*SOURCE DATA*:

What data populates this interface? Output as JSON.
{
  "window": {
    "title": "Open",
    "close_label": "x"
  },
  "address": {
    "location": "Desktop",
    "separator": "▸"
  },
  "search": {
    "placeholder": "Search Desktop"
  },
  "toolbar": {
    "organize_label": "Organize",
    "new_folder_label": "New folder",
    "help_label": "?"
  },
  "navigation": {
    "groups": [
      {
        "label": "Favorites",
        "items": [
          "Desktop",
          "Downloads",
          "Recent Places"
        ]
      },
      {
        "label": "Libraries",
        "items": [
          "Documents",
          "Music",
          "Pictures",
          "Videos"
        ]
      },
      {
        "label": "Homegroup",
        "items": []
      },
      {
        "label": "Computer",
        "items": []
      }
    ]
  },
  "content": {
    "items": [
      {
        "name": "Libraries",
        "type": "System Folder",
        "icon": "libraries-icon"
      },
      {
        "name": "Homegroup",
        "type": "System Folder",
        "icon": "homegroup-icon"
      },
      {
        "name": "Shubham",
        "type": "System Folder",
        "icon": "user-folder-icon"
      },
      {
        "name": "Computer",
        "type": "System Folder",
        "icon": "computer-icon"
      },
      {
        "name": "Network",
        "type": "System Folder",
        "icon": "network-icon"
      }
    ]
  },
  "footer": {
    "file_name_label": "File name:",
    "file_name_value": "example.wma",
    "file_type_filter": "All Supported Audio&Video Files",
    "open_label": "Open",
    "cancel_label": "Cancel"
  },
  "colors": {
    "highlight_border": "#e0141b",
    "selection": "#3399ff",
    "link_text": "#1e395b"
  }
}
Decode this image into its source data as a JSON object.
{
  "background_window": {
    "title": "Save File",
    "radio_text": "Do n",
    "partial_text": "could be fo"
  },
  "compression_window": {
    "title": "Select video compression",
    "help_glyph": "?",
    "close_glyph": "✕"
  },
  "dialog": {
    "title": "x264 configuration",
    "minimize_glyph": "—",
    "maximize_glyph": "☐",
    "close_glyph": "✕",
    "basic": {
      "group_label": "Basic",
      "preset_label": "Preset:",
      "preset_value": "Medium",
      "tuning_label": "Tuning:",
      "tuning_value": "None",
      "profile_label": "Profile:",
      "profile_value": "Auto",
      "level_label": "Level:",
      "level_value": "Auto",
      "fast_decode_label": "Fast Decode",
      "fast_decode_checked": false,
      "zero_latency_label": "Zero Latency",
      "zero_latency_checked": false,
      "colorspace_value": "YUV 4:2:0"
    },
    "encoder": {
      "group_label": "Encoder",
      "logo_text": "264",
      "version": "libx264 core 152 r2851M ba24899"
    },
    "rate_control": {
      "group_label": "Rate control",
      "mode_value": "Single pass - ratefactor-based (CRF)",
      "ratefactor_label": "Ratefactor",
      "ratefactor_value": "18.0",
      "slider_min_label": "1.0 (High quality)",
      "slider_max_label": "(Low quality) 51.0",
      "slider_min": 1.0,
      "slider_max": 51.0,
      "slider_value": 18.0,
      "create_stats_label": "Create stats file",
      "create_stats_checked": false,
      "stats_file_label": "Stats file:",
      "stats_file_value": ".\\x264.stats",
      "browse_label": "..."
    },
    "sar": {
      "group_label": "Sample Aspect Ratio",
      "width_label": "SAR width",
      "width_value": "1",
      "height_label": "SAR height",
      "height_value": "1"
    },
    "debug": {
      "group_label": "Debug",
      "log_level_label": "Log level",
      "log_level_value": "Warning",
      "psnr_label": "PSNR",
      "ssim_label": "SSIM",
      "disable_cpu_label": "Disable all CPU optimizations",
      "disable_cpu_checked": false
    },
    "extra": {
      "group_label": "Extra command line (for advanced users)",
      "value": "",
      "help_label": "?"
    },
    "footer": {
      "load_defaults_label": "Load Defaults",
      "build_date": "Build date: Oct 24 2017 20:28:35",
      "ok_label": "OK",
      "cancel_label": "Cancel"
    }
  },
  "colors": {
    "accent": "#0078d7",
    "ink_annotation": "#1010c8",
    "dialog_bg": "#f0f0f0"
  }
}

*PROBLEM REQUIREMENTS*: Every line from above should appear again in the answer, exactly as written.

*RESULT*:
What data populates this interface? Output as JSON.
{
  "window": {
    "title": "Open",
    "close_label": "x"
  },
  "address": {
    "location": "Desktop",
    "separator": "▸"
  },
  "search": {
    "placeholder": "Search Desktop"
  },
  "toolbar": {
    "organize_label": "Organize",
    "new_folder_label": "New folder",
    "help_label": "?"
  },
  "navigation": {
    "groups": [
      {
        "label": "Favorites",
        "items": [
          "Desktop",
          "Downloads",
          "Recent Places"
        ]
      },
      {
        "label": "Libraries",
        "items": [
          "Documents",
          "Music",
          "Pictures",
          "Videos"
        ]
      },
      {
        "label": "Homegroup",
        "items": []
      },
      {
        "label": "Computer",
        "items": []
      }
    ]
  },
  "content": {
    "items": [
      {
        "name": "Libraries",
        "type": "System Folder",
        "icon": "libraries-icon"
      },
      {
        "name": "Homegroup",
        "type": "System Folder",
        "icon": "homegroup-icon"
      },
      {
        "name": "Shubham",
        "type": "System Folder",
        "icon": "user-folder-icon"
      },
      {
        "name": "Computer",
        "type": "System Folder",
        "icon": "computer-icon"
      },
      {
        "name": "Network",
        "type": "System Folder",
        "icon": "network-icon"
      }
    ]
  },
  "footer": {
    "file_name_label": "File name:",
    "file_name_value": "example.wma",
    "file_type_filter": "All Supported Audio&Video Files",
    "open_label": "Open",
    "cancel_label": "Cancel"
  },
  "colors": {
    "highlight_border": "#e0141b",
    "selection": "#3399ff",
    "link_text": "#1e395b"
  }
}
Decode this image into its source data as a JSON object.
{
  "background_window": {
    "title": "Save File",
    "radio_text": "Do n",
    "partial_text": "could be fo"
  },
  "compression_window": {
    "title": "Select video compression",
    "help_glyph": "?",
    "close_glyph": "✕"
  },
  "dialog": {
    "title": "x264 configuration",
    "minimize_glyph": "—",
    "maximize_glyph": "☐",
    "close_glyph": "✕",
    "basic": {
      "group_label": "Basic",
      "preset_label": "Preset:",
      "preset_value": "Medium",
      "tuning_label": "Tuning:",
      "tuning_value": "None",
      "profile_label": "Profile:",
      "profile_value": "Auto",
      "level_label": "Level:",
      "level_value": "Auto",
      "fast_decode_label": "Fast Decode",
      "fast_decode_checked": false,
      "zero_latency_label": "Zero Latency",
      "zero_latency_checked": false,
      "colorspace_value": "YUV 4:2:0"
    },
    "encoder": {
      "group_label": "Encoder",
      "logo_text": "264",
      "version": "libx264 core 152 r2851M ba24899"
    },
    "rate_control": {
      "group_label": "Rate control",
      "mode_value": "Single pass - ratefactor-based (CRF)",
      "ratefactor_label": "Ratefactor",
      "ratefactor_value": "18.0",
      "slider_min_label": "1.0 (High quality)",
      "slider_max_label": "(Low quality) 51.0",
      "slider_min": 1.0,
      "slider_max": 51.0,
      "slider_value": 18.0,
      "create_stats_label": "Create stats file",
      "create_stats_checked": false,
      "stats_file_label": "Stats file:",
      "stats_file_value": ".\\x264.stats",
      "browse_label": "..."
    },
    "sar": {
      "group_label": "Sample Aspect Ratio",
      "width_label": "SAR width",
      "width_value": "1",
      "height_label": "SAR height",
      "height_value": "1"
    },
    "debug": {
      "group_label": "Debug",
      "log_level_label": "Log level",
      "log_level_value": "Warning",
      "psnr_label": "PSNR",
      "ssim_label": "SSIM",
      "disable_cpu_label": "Disable all CPU optimizations",
      "disable_cpu_checked": false
    },
    "extra": {
      "group_label": "Extra command line (for advanced users)",
      "value": "",
      "help_label": "?"
    },
    "footer": {
      "load_defaults_label": "Load Defaults",
      "build_date": "Build date: Oct 24 2017 20:28:35",
      "ok_label": "OK",
      "cancel_label": "Cancel"
    }
  },
  "colors": {
    "accent": "#0078d7",
    "ink_annotation": "#1010c8",
    "dialog_bg": "#f0f0f0"
  }
}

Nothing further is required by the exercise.